“If schools are actually serious about the pedagogic merits of curating crises in their students, they should declare it. I don’t want to hear that “this is how practice is”, because this is not a labour environment, it’s a learning one. If you don’t think the difference is important, stop teaching”[viii]

University should be collaborative, and for the most part it is. But sometimes, too much of it is an us vs them (teacher vs student) battle and this distances transparency and discussion taking place about these issues. When I had issues, the last person I wanted to talk about it too was my tutor, largely because I felt as though the pressure put on by them was significantly contributing to the issue.

In saying this, maybe we can’t get away from the fact that competition, subjectivity and workaholic culture are always going to part the architectural discipline. Perhaps it’s not about ridding the profession of these attributes but managing the issues they might cause in proactive rather than reactive ways[ix]. I don’t have an answer to what these might be, as much as id like too, but hopefully this can become a grounding for further discussion.

In the past 6 weeks I have attempted to interrogate the culture of architecture school and the ways in which this culture can be potentially degrading on the mental health of its students. By looking at the topic from both personal and research-based point of views, I hope to have provided a platform for which discussion and action is provoked.




[i] physc., interviewed by James Rietveld, 2018, Mt Lawley, Perth


[ii] ibid


[iii] Kaji-O’Grady, Sandra. “Stress test: Addressing mental illness at architecture school” Architecture AU. September 8, 2016.



[iv] Bills, A., interviewed by James Rietveld, 2018, UWA, Perth


[v] Ibid


[vi] ibid


[vii] Kinnaird, Brian. “An anxious discipline” Archipalour.

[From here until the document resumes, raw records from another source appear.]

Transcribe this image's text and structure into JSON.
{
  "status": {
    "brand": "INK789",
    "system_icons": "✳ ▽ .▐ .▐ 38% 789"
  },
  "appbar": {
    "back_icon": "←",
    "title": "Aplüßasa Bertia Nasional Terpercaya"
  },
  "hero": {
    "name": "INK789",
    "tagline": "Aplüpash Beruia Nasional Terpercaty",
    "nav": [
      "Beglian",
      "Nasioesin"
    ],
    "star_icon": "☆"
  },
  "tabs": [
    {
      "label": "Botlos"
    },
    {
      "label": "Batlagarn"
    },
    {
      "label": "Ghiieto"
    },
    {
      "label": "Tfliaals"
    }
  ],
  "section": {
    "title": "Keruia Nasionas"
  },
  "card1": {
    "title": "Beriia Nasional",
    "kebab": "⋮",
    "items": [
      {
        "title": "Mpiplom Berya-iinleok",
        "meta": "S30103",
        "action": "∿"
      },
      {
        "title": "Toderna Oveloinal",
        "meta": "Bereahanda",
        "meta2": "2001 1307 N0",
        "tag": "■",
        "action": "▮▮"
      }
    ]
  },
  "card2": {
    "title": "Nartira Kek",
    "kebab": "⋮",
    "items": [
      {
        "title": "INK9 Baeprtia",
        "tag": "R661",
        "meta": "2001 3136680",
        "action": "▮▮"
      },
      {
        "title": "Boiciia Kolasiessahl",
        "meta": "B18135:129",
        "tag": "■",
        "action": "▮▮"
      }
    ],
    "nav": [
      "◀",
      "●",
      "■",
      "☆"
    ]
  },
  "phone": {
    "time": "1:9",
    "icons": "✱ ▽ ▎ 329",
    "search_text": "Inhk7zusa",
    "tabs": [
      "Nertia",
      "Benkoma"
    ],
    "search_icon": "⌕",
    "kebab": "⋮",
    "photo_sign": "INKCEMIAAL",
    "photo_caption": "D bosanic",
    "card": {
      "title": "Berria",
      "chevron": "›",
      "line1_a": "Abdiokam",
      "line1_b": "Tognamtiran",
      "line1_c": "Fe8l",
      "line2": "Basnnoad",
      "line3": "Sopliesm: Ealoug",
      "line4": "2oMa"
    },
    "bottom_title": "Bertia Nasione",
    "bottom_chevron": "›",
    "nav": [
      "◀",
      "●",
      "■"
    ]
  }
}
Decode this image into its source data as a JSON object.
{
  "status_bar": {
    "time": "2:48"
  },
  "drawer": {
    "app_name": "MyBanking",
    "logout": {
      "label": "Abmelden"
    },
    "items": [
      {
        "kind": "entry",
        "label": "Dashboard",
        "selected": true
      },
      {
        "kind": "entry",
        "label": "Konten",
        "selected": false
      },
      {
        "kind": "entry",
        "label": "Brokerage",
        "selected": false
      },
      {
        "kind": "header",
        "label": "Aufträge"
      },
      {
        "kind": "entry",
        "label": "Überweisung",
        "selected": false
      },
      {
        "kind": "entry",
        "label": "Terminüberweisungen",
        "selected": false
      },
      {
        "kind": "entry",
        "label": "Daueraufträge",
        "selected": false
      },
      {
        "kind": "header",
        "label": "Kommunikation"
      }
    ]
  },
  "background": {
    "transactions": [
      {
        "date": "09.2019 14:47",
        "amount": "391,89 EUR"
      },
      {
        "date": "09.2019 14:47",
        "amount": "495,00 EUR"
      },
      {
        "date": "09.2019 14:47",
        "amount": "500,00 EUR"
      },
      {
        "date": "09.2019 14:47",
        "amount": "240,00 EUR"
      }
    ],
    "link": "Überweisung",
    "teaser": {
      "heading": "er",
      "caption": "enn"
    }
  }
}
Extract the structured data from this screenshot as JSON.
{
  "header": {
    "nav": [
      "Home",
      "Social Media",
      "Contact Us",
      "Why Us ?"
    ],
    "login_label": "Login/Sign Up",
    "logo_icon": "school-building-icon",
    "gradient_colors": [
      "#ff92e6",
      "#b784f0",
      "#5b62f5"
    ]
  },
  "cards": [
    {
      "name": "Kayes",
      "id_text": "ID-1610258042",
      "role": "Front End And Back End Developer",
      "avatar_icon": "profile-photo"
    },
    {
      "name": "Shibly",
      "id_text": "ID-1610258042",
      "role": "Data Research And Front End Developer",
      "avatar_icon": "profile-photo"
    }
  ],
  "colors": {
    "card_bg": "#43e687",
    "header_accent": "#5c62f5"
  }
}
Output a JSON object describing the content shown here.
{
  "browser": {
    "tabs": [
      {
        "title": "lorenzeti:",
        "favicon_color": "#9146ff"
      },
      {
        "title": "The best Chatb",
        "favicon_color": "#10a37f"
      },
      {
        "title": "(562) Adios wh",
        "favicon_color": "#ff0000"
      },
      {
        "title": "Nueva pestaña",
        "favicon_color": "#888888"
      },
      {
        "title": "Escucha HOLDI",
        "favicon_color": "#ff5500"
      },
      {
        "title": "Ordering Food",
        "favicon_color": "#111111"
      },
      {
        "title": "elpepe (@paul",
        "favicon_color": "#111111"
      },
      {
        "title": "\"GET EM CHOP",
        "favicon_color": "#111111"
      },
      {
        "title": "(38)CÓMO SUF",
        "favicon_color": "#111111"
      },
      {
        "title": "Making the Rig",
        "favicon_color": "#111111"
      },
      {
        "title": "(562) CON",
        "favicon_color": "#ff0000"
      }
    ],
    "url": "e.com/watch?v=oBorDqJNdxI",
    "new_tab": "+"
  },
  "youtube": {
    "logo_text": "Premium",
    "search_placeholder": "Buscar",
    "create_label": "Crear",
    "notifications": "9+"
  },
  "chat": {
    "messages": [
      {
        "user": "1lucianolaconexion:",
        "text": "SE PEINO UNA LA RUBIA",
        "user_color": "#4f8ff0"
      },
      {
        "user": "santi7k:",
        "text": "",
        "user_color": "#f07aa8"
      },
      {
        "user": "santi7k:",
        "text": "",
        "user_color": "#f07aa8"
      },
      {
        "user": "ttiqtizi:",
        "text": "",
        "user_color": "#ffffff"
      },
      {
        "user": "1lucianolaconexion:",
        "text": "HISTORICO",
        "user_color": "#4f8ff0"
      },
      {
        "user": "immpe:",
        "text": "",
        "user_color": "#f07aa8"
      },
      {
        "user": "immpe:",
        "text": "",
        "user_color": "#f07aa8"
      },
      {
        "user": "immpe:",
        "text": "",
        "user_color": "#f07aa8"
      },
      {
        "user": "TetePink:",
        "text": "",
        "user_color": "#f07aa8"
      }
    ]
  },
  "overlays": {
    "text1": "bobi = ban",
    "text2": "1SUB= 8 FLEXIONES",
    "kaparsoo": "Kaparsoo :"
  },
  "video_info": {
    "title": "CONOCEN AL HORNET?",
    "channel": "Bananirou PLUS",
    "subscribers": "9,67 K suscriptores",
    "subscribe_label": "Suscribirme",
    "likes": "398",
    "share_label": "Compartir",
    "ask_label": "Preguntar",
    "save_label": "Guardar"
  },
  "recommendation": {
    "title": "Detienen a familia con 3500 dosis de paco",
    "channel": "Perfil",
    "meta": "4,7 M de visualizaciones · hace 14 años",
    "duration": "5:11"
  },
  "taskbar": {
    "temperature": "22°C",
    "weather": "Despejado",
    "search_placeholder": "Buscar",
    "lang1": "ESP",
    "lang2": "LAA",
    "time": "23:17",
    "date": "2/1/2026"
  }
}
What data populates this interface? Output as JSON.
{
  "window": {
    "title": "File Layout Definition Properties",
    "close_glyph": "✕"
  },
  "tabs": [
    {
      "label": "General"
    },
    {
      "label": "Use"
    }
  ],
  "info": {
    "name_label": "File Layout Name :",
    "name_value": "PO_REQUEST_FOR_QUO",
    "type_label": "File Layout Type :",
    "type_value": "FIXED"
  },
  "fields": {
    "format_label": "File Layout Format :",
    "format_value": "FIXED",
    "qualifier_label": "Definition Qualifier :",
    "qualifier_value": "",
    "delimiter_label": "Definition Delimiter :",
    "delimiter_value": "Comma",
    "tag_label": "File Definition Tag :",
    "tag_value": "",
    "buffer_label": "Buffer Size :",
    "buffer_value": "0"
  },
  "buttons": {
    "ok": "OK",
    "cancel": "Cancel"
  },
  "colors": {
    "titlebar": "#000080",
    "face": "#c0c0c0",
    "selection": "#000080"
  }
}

September 23, 2016.


[viii] Ibid


[ix] Mayer, John. “Mental wellness: should you be reactive or proactive” doctor on demand. November 16, 2014.